(Dataset entries)
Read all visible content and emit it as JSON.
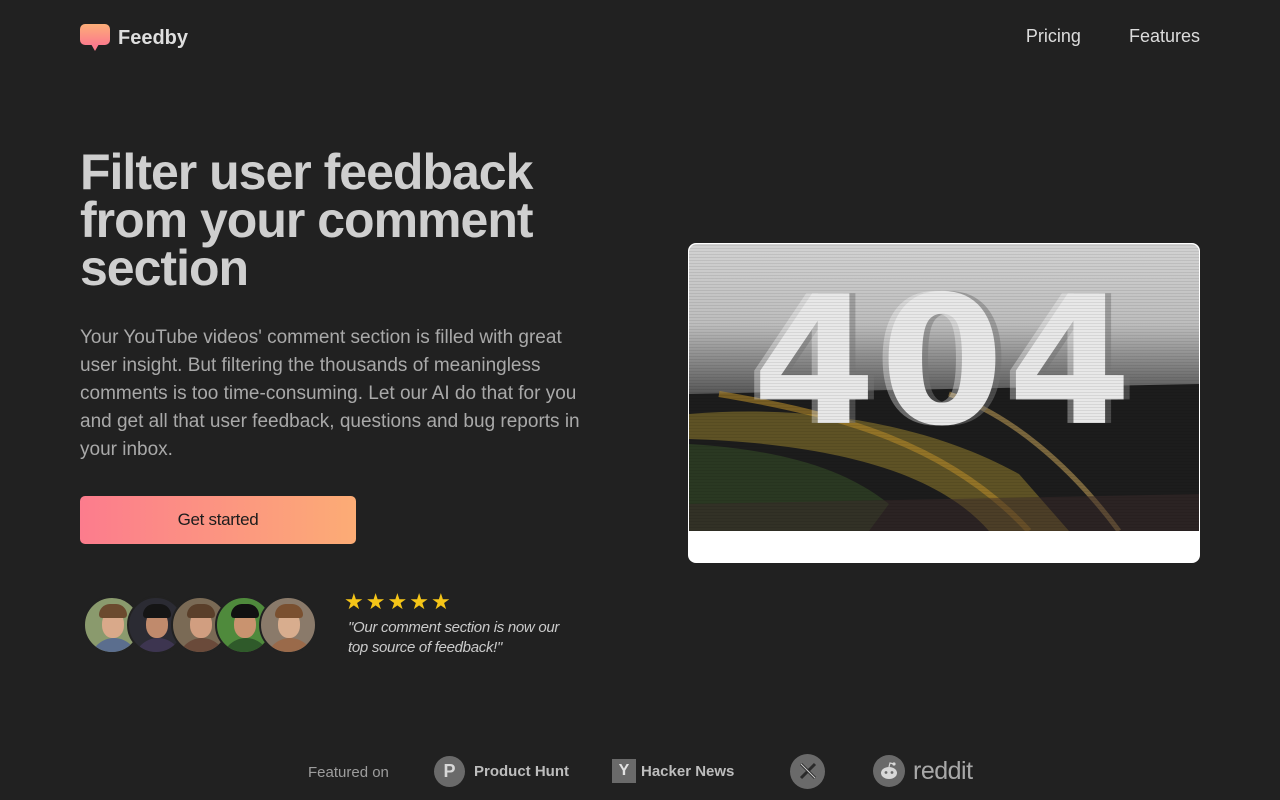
{
  "brand": {
    "name": "Feedby",
    "accent_start": "#fc7c8d",
    "accent_end": "#fcac75"
  },
  "nav": {
    "items": [
      {
        "label": "Pricing"
      },
      {
        "label": "Features"
      }
    ]
  },
  "hero": {
    "title": "Filter user feedback from your comment section",
    "description": "Your YouTube videos' comment section is filled with great user insight. But filtering the thousands of meaningless comments is too time-consuming. Let our AI do that for you and get all that user feedback, questions and bug reports in your inbox.",
    "cta_label": "Get started"
  },
  "testimonial": {
    "rating": 5,
    "stars": [
      "★",
      "★",
      "★",
      "★",
      "★"
    ],
    "quote": "\"Our comment section is now our top source of feedback!\"",
    "avatar_count": 5
  },
  "media": {
    "image_text": "404"
  },
  "featured": {
    "label": "Featured on",
    "items": [
      {
        "name": "Product Hunt",
        "icon": "product-hunt-icon",
        "glyph": "P"
      },
      {
        "name": "Hacker News",
        "icon": "hacker-news-icon",
        "glyph": "Y"
      },
      {
        "name": "",
        "icon": "x-icon"
      },
      {
        "name": "reddit",
        "icon": "reddit-icon"
      }
    ]
  }
}
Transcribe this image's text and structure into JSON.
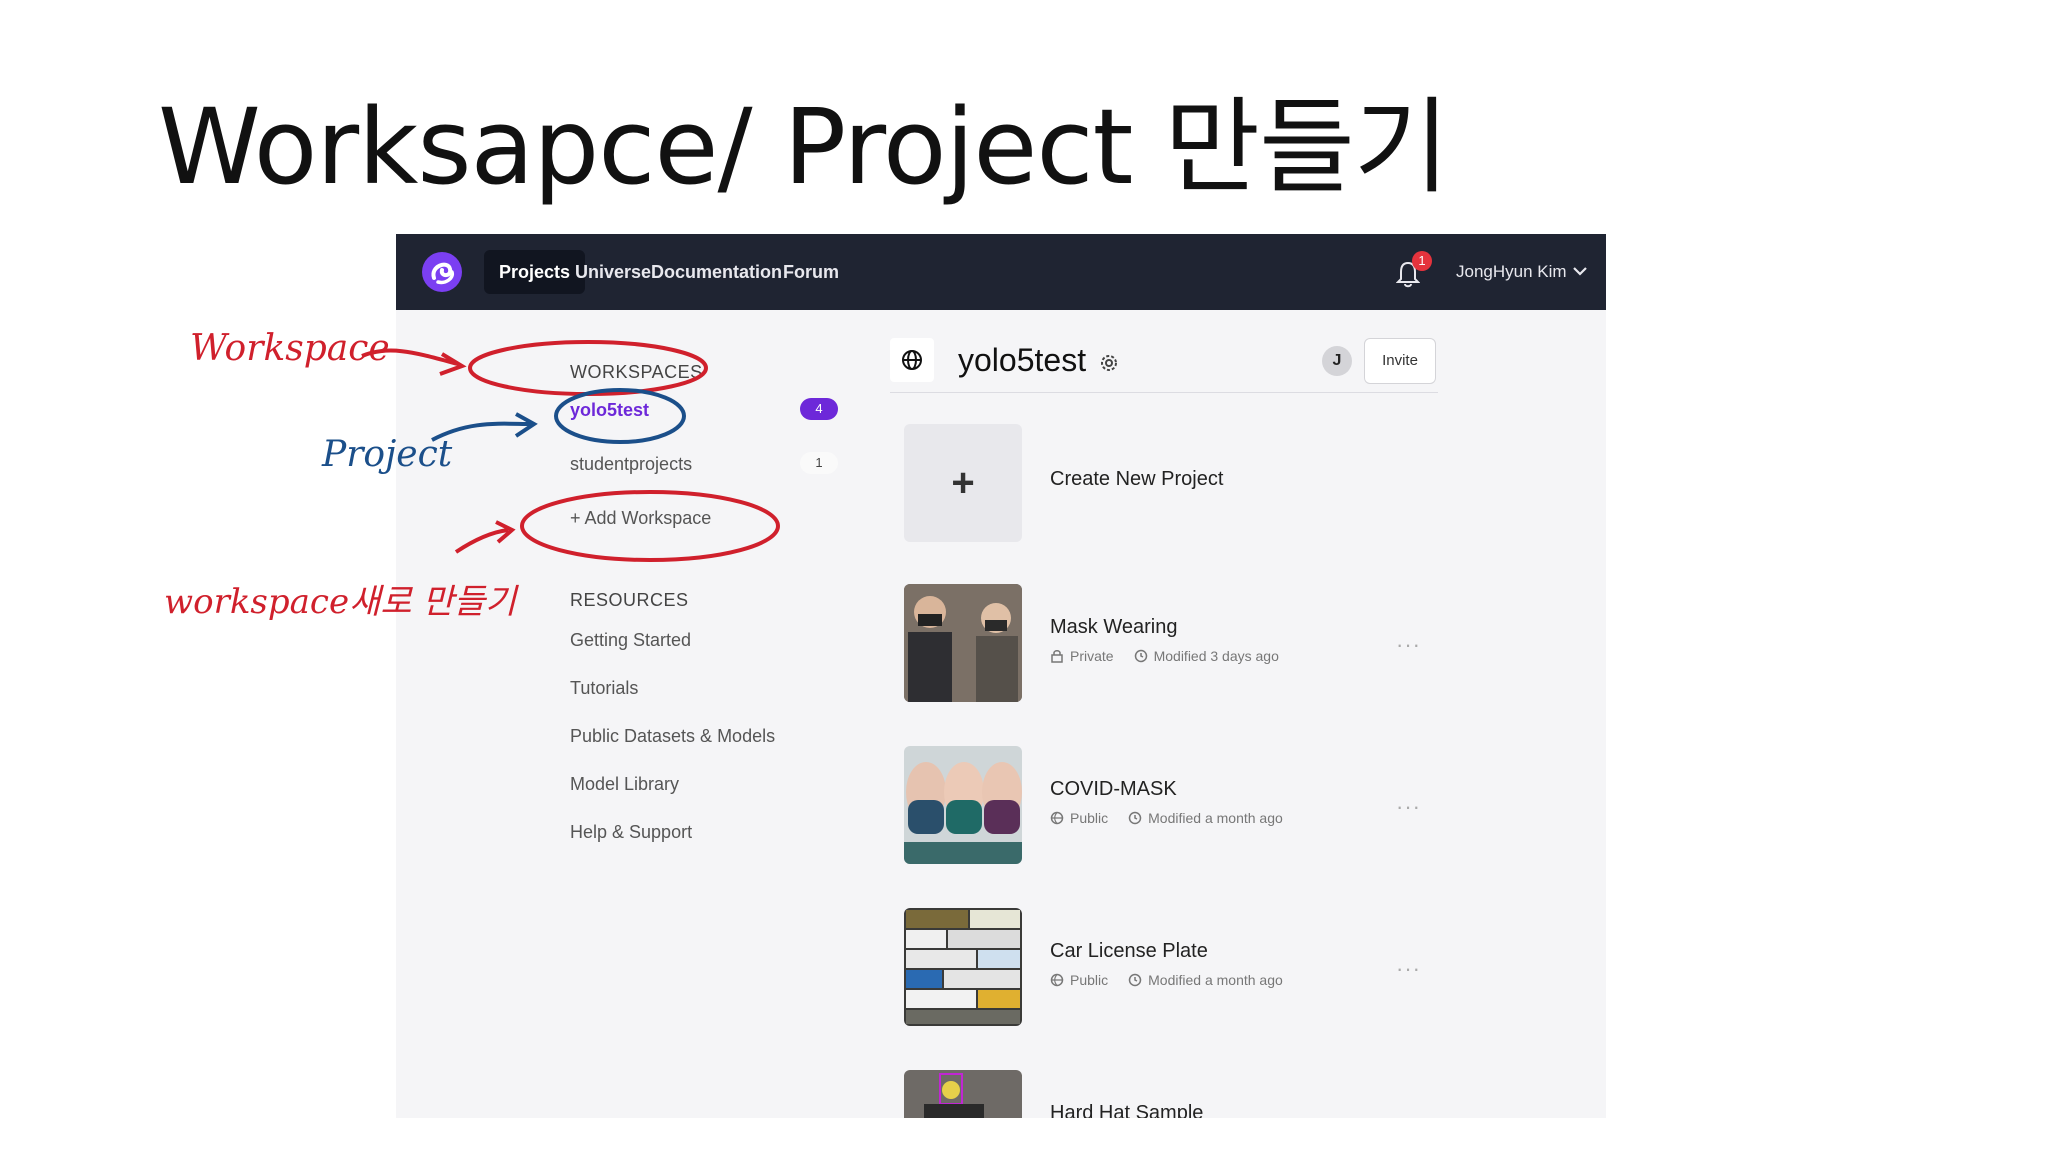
{
  "slide": {
    "title": "Worksapce/ Project 만들기"
  },
  "navbar": {
    "items": [
      {
        "label": "Projects",
        "active": true
      },
      {
        "label": "Universe"
      },
      {
        "label": "Documentation"
      },
      {
        "label": "Forum"
      }
    ],
    "notification_count": "1",
    "user_name": "JongHyun Kim"
  },
  "sidebar": {
    "workspaces_heading": "WORKSPACES",
    "workspaces": [
      {
        "name": "yolo5test",
        "count": "4"
      },
      {
        "name": "studentprojects",
        "count": "1"
      }
    ],
    "add_workspace": "+ Add Workspace",
    "resources_heading": "RESOURCES",
    "resources": [
      "Getting Started",
      "Tutorials",
      "Public Datasets & Models",
      "Model Library",
      "Help & Support"
    ]
  },
  "workspace": {
    "title": "yolo5test",
    "avatar_initial": "J",
    "invite_label": "Invite",
    "create_label": "Create New Project",
    "projects": [
      {
        "name": "Mask Wearing",
        "visibility": "Private",
        "modified": "Modified 3 days ago"
      },
      {
        "name": "COVID-MASK",
        "visibility": "Public",
        "modified": "Modified a month ago"
      },
      {
        "name": "Car License Plate",
        "visibility": "Public",
        "modified": "Modified a month ago"
      },
      {
        "name": "Hard Hat Sample",
        "visibility": "",
        "modified": ""
      }
    ],
    "more_label": "···"
  },
  "annotations": {
    "workspace_label": "Workspace",
    "project_label": "Project",
    "new_workspace_label": "workspace새로 만들기",
    "ink_red": "#d0202c",
    "ink_blue": "#1b4f8a"
  },
  "colors": {
    "nav_bg": "#1f2432",
    "accent": "#6d28d9",
    "page_bg": "#f5f5f7"
  }
}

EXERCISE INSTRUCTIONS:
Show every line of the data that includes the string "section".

RESPONSE BOX:
    "title": "Filter user feedback from your comment section",
    "description": "Your YouTube videos' comment section is filled with great user insight. But filtering the thousands of meaningless comments is too time-consuming. Let our AI do that for you and get all that user feedback, questions and bug reports in your inbox.",
    "quote": "\"Our comment section is now our top source of feedback!\"",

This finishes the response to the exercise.